In comparing the three readings given, written by Bateson, Hutcheon, and Werron, one can plainly see that Werron is the odd man out, so to speak. The content and structure of Hutcheon’s article are similar to Bateson’s The Myths of Independence and Competition, as both authors used the first-person quite extensively throughout their respective articles. In Bateson’s case, her article was heavily based off of a speech that she gave. Bateson and Hutcheon also used anecdotes throughout the article and argued strongly in favour of increased cooperation and decreased competition in society and academia, respectively. In comparison, Werron’s Why do we believe in competition? A historical-sociological view of competition as an institutionalized modern imaginary rarely uses the first-person and is formatted more like a typical research article, in that he uses more specialized academic language. Whilst Werron took a more neutral stance in his article and called for further study and research on the subject, both Bateson and Hutcheon took a stronger stance, calling for a dramatic increase of cooperation and interdependence. Hutcheon focuses on the academic community, decrying the current state of academic discourse and its focus on tearing down competing views; Bateson focuses on society as a whole, criticizing our dependence on independence and advocating for an increase in interdependence throughout the world.
All three authors revolve around the concept of competition, though in different contexts. Bateson focuses on the fact that modern-day society heavily focuses on independence, starting from birth. Competition, Bateson argues, comes at the expense of interdependence and cooperation in society. The emphasis on independence will be ultimately detrimental to humanity as the world economy becomes more interdependent and as we tackle global issues such as anthropogenic climate change. Hutcheon’s argument focuses on the prevalence of competition in academia. Academia has become a “place of wolves” and has lost its sense of being part of a “novitiate culture”, instead, being influenced by corporate culture, following the model of corporate capitalism and creating a hierarchy within higher education. This culture reaches within the classroom and the lecture. As it is supposed to be a place to facilitate discussion, the current culture of “demolition and dispute” puts up barriers to those who may not have the personality type required to succeed in such an environment.

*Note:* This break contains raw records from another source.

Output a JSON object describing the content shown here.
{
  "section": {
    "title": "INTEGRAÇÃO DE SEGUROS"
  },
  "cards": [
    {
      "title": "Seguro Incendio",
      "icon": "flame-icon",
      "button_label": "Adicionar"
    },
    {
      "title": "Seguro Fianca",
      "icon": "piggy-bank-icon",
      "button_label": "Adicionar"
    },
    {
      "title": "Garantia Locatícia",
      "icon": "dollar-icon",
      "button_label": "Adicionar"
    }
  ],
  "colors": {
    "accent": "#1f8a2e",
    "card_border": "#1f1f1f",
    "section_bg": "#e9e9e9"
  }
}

The effects of academic competition are rapidly becoming more apparent to the general public in today’s world. In Sam Warner’s response to the reading, he calls attention to the 2016 presidential election in the United States, with the two main candidates being now-president Donald Trump and his opponent, Hillary Clinton. In nationally and internationally televised debates, both sides employed rhetoric, and in some cases, invective, to tear down their opponents and build themselves up. They were competing in a zero-sum game, with the limited resource being the votes of the populace and the Electoral College.
I found myself siding with Bateson and Hutcheon as I read their articles. After all, humans are inherently social animals. We are a species who has done fantastical things through cooperation. Through cooperation, we were able to build societies and monuments that will outlive us. I believe that humanity has an innate drive to explore and innovate, and while we currently channel that desire through competition with each other, global cooperation has the potential to take our species to heights previously unimaginable. No man, as John Donne said, is an island, so why not lift each other up instead of tearing each other down?